Daniel feels wretched, consumed with guilt, but the details of what happened will take a very long time to be doled out. In the meantime and out of the blue, another tragedy strikes, and Daniel pretty much falls to pieces with unhappy consequences for his present marriage. The novel, which opens in 2010, travels back and forth through decades and around the globe: Ireland, England, the Scottish Borders, India, the United States, and Scandinavia. It fills us in willy-nilly on the doings and fashion choices of all the various children and is delivered through more than a dozen points of view given in the first, second, and third persons, all the while changing gears through past, present, and future tenses. The entire experiment with perspective is presided over by a disembodied, clairvoyant docent who tips us to future plot developments as well as to those which take place off the page.

In the end, the facts, when finally assembled, of Daniel’s guilty secret are not especially convincing. It turns out he failed to find out what happened to Nicola after leaving her passed out in a forest in Scotland under the care of his good friend Todd, while he himself rushed to catch a flight to the United States and his mother’s deathbed. We are asked to believe that he let 24 years go by before asking Todd how things went, and we find ourselves moving farther and farther along the road to not caring.


This is a road upon which we had set foot long ago with the intolerably wonderful Claudette. A jade-eyed, honey-tressed “bony Botticelli,’’ she dresses eccentrically, her baggy outfits housing “stupendously pneumatic breasts.” She is half French, as willful as a cat, skittish as a racehorse, and as handy with a baby as she is with a gun, hammer, or film script. Her celebrity is insisted on, but if there is anything more tedious than a celebrity it is surely a made-up celebrity.


Still, the byproducts of her fame are given full treatment including a pointless interview with her former lover and an 18-page section purporting to be an auction catalog of “Claudette Wells Memorabilia’’ being sold by a former assistant, presumably for the gobs of cash fans of the Garbo-like recluse will pony up. Complete with text and photographs, it is so utterly without interest that only a reviewer would feel obliged to read through it. (“LOT 2/ Vintage scarf/ Silk, dark red border with interlocking abstract design. Shows some wear; fading to one corner.’’)

“This Must Be the Place’’ incorporates many of the elements found in O’Farrell’s previous works: secrets of the past, vanishing acts, family tension and turmoil, and independent, unconventional women, and her writing conveys as vivid a sense of the place as it has in the past.

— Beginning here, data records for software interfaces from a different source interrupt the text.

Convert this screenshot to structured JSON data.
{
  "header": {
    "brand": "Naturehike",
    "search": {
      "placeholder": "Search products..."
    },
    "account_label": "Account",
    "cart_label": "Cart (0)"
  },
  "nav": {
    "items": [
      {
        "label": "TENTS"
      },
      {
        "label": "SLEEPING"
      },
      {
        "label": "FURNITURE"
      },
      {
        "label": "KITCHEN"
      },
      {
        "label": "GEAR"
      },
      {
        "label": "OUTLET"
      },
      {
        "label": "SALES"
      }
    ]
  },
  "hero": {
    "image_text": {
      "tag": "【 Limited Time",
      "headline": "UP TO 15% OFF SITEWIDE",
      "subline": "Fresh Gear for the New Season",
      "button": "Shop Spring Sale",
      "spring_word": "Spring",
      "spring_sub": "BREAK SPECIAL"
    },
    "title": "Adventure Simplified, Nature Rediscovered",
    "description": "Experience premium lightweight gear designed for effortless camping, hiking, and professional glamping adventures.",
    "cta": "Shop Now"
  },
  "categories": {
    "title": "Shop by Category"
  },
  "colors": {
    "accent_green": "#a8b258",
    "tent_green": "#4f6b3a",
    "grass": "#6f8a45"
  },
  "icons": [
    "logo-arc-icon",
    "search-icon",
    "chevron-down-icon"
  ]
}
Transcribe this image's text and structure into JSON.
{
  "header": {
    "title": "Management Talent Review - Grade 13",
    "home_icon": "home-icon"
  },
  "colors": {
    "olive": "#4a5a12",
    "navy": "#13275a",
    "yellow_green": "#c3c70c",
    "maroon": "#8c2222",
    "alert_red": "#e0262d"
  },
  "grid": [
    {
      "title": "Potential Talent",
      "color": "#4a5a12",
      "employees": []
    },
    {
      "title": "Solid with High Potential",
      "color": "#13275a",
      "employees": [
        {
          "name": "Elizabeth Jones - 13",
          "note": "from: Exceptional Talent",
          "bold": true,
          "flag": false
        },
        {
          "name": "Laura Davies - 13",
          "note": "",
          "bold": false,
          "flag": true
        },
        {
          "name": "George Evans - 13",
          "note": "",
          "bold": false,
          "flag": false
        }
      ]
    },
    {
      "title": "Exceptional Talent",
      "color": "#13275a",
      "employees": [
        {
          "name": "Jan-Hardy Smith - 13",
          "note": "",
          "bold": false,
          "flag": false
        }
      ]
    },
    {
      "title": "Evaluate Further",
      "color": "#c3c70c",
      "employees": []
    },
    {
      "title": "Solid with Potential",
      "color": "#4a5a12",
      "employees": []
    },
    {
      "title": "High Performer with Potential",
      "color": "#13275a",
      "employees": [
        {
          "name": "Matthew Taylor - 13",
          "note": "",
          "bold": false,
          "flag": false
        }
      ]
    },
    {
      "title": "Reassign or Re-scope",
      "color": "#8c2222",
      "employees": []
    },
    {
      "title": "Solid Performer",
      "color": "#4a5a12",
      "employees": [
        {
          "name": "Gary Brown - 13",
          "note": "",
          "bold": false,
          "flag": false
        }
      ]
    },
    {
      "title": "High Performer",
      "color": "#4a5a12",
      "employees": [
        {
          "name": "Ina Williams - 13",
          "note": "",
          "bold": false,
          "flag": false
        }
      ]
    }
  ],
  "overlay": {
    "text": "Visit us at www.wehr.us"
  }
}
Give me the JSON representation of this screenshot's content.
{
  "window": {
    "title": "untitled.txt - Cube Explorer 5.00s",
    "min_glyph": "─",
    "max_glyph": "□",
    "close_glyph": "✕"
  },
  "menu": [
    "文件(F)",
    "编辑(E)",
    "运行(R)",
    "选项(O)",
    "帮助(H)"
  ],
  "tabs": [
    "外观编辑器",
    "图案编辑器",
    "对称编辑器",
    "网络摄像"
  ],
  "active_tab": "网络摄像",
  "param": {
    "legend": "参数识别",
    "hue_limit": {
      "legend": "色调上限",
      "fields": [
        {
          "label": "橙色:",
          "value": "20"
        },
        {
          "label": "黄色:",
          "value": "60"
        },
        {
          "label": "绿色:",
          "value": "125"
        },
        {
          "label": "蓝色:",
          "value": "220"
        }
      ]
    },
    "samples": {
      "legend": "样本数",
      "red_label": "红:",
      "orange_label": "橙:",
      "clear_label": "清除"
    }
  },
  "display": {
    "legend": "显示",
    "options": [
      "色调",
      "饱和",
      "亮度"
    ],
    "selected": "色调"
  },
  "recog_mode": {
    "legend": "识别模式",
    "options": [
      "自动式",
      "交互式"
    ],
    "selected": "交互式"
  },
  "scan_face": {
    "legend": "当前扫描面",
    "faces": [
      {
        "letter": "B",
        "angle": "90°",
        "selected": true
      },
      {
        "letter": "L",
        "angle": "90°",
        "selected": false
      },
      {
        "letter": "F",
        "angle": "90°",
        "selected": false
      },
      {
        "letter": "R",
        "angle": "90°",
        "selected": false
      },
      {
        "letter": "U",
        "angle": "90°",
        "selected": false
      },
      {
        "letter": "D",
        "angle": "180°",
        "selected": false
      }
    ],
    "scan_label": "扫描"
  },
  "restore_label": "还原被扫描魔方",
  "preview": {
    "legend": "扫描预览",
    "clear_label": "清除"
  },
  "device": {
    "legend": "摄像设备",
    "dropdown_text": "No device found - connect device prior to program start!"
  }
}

But unlike her last couple of books, fine novels about completely believable people with credible secrets, sorrows, and vexed relationships, the present work has a desperate scrabbling quality and is not at all worthy of this writer’s talent.


By Maggie O’Farrell

Knopf, 382 pp., $26.95

Katherine A. Powers received the Nona Balakian Citation for Excellence in Reviewing from the National Book Critics Circle and is the editor of “Suitable Accommodations: The Letters of J. F. Powers, 1942 – 1963.” Her e-mail address is kapow3@gmail.com